### Task statement
All of the entries below, duplicated exactly, make up the answer.

[Items from a data source]

──────────

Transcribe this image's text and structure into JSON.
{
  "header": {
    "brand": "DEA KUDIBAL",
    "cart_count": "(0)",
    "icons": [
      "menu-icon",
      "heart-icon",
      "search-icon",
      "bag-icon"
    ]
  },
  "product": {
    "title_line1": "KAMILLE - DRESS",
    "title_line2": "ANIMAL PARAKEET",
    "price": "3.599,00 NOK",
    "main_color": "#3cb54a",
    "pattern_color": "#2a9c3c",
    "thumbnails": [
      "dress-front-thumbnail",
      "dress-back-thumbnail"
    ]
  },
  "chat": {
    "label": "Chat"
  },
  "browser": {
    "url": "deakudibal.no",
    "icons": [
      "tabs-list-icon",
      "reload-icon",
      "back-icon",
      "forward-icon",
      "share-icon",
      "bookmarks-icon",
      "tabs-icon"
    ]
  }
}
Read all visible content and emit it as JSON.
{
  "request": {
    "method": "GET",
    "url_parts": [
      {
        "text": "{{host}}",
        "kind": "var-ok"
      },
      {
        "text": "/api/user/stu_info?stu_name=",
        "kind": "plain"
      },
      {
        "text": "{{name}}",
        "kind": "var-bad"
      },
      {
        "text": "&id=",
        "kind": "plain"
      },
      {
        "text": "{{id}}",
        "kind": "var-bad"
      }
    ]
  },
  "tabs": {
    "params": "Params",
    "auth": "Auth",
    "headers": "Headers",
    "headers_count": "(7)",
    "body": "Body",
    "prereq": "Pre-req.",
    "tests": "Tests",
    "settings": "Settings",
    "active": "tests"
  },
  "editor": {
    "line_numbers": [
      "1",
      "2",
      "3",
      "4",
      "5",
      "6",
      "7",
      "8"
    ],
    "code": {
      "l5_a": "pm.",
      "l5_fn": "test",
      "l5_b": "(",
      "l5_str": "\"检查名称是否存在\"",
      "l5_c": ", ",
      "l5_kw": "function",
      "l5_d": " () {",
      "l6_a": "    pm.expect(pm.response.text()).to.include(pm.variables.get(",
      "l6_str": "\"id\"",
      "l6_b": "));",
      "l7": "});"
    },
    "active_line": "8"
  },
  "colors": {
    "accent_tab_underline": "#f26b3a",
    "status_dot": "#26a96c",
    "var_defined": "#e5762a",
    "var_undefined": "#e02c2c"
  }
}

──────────

### Your response
Transcribe this image's text and structure into JSON.
{
  "header": {
    "brand": "DEA KUDIBAL",
    "cart_count": "(0)",
    "icons": [
      "menu-icon",
      "heart-icon",
      "search-icon",
      "bag-icon"
    ]
  },
  "product": {
    "title_line1": "KAMILLE - DRESS",
    "title_line2": "ANIMAL PARAKEET",
    "price": "3.599,00 NOK",
    "main_color": "#3cb54a",
    "pattern_color": "#2a9c3c",
    "thumbnails": [
      "dress-front-thumbnail",
      "dress-back-thumbnail"
    ]
  },
  "chat": {
    "label": "Chat"
  },
  "browser": {
    "url": "deakudibal.no",
    "icons": [
      "tabs-list-icon",
      "reload-icon",
      "back-icon",
      "forward-icon",
      "share-icon",
      "bookmarks-icon",
      "tabs-icon"
    ]
  }
}
Read all visible content and emit it as JSON.
{
  "request": {
    "method": "GET",
    "url_parts": [
      {
        "text": "{{host}}",
        "kind": "var-ok"
      },
      {
        "text": "/api/user/stu_info?stu_name=",
        "kind": "plain"
      },
      {
        "text": "{{name}}",
        "kind": "var-bad"
      },
      {
        "text": "&id=",
        "kind": "plain"
      },
      {
        "text": "{{id}}",
        "kind": "var-bad"
      }
    ]
  },
  "tabs": {
    "params": "Params",
    "auth": "Auth",
    "headers": "Headers",
    "headers_count": "(7)",
    "body": "Body",
    "prereq": "Pre-req.",
    "tests": "Tests",
    "settings": "Settings",
    "active": "tests"
  },
  "editor": {
    "line_numbers": [
      "1",
      "2",
      "3",
      "4",
      "5",
      "6",
      "7",
      "8"
    ],
    "code": {
      "l5_a": "pm.",
      "l5_fn": "test",
      "l5_b": "(",
      "l5_str": "\"检查名称是否存在\"",
      "l5_c": ", ",
      "l5_kw": "function",
      "l5_d": " () {",
      "l6_a": "    pm.expect(pm.response.text()).to.include(pm.variables.get(",
      "l6_str": "\"id\"",
      "l6_b": "));",
      "l7": "});"
    },
    "active_line": "8"
  },
  "colors": {
    "accent_tab_underline": "#f26b3a",
    "status_dot": "#26a96c",
    "var_defined": "#e5762a",
    "var_undefined": "#e02c2c"
  }
}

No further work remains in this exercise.